How to select the universities included in a university ranking?
In the 2014 edition of the Leiden Ranking, Rockefeller University in New York was ranked first based on its percentage of highly cited publications. Surprisingly, the same university was not included anymore in the Leiden Ranking 2015. How is it possible to be ranked first in one year and not to be ranked at all in the next year? The explanation turns out to be that in 2015 Rockefeller University no longer belonged to the 750 universities worldwide with the largest number of publications in the Web of Science database. This is not because Rockefeller University was publishing less, but because it was surpassed by other universities that had increased their publication output at a faster rate. We feel that the exclusion of Rockefeller University in 2015 is an unfortunate and undesirable effect of the restriction of previous editions of the Leiden Ranking to the 750 universities worldwide with the largest Web of Science publication output.
From a practical perspective, only a limited number of universities can be included in the Leiden Ranking. At the same time, it is important to be clear about the criteria for inclusion in the ranking. In order to prevent universities from suddenly disappearing from the Leiden Ranking, in the 2016 edition of the ranking we have changed the criteria for selecting the universities to be included in the ranking. Instead of having a fixed number of 750 universities, we have chosen to include all universities worldwide whose Web of Science indexed publication output is above a certain threshold. In 2015, universities needed to have somewhat more than 1000 publications to be included in the ranking. Based on this, in 2016 we have chosen to require universities to have at least 1000 publications in the period 2011–2014. This has resulted in the selection of 842 universities from 53 different countries.
We believe that our new approach for selecting universities is simple, consistent, and transparent. However, using this new approach, it is important to be aware that most likely the number of universities will increase in each of the next editions of the Leiden Ranking. This is because each year one can expect there to be more universities meeting the criterion of having at least 1000 publications in a four-year time period. Comparing absolute ranking positions between different editions of the Leiden Ranking will therefore become less meaningful. This in fact supports our general idea that users of our ranking should focus not on the ranking positions of universities but on the underlying indicator values. As explained elsewhere, this is one of the core ideas of the Leiden Ranking 2016.
We hope that we have been able to provide some insight into the challenging issues related to the identification and selection of universities for a global university ranking. For many of these issues, no perfect solution exists. Any solution inevitably represents a trade-off between different objectives, and any solution involves a certain degree of arbitrariness.

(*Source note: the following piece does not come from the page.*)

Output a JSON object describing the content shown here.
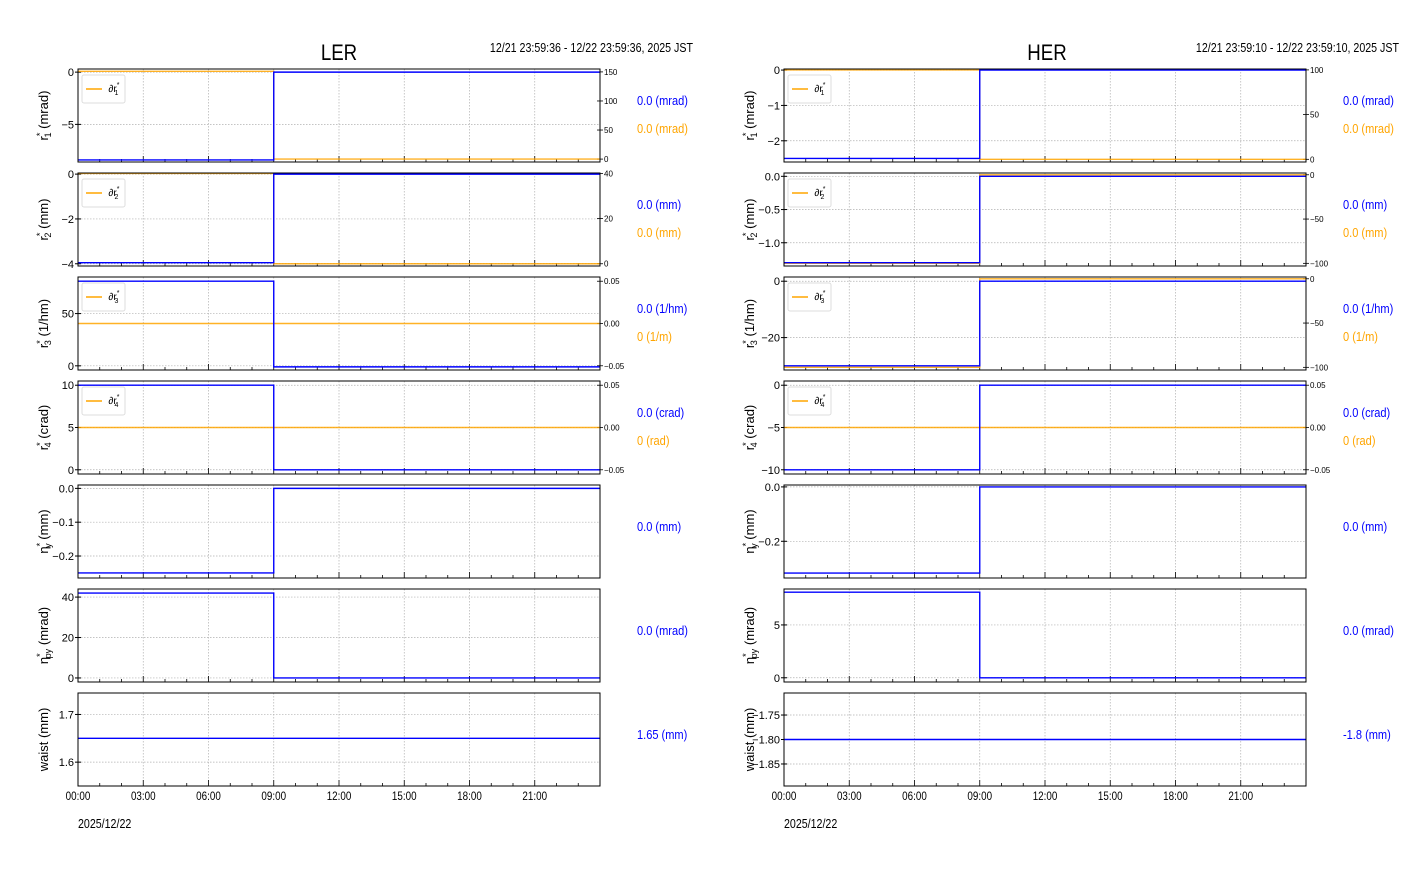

When two university rankings provide different rankings of universities, we usually expect this to be due to differences in the indicators used by the rankings. However, an equally likely explanation is that the rankings take different approaches to the identification and selection of universities. Unfortunately, most university rankings provide little or no information on the approach they take to identify universities, making it extremely difficult to understand the consequences of the methodological choices they make. We believe there is a strong need for university rankings to be more open and transparent about their methodological foundations.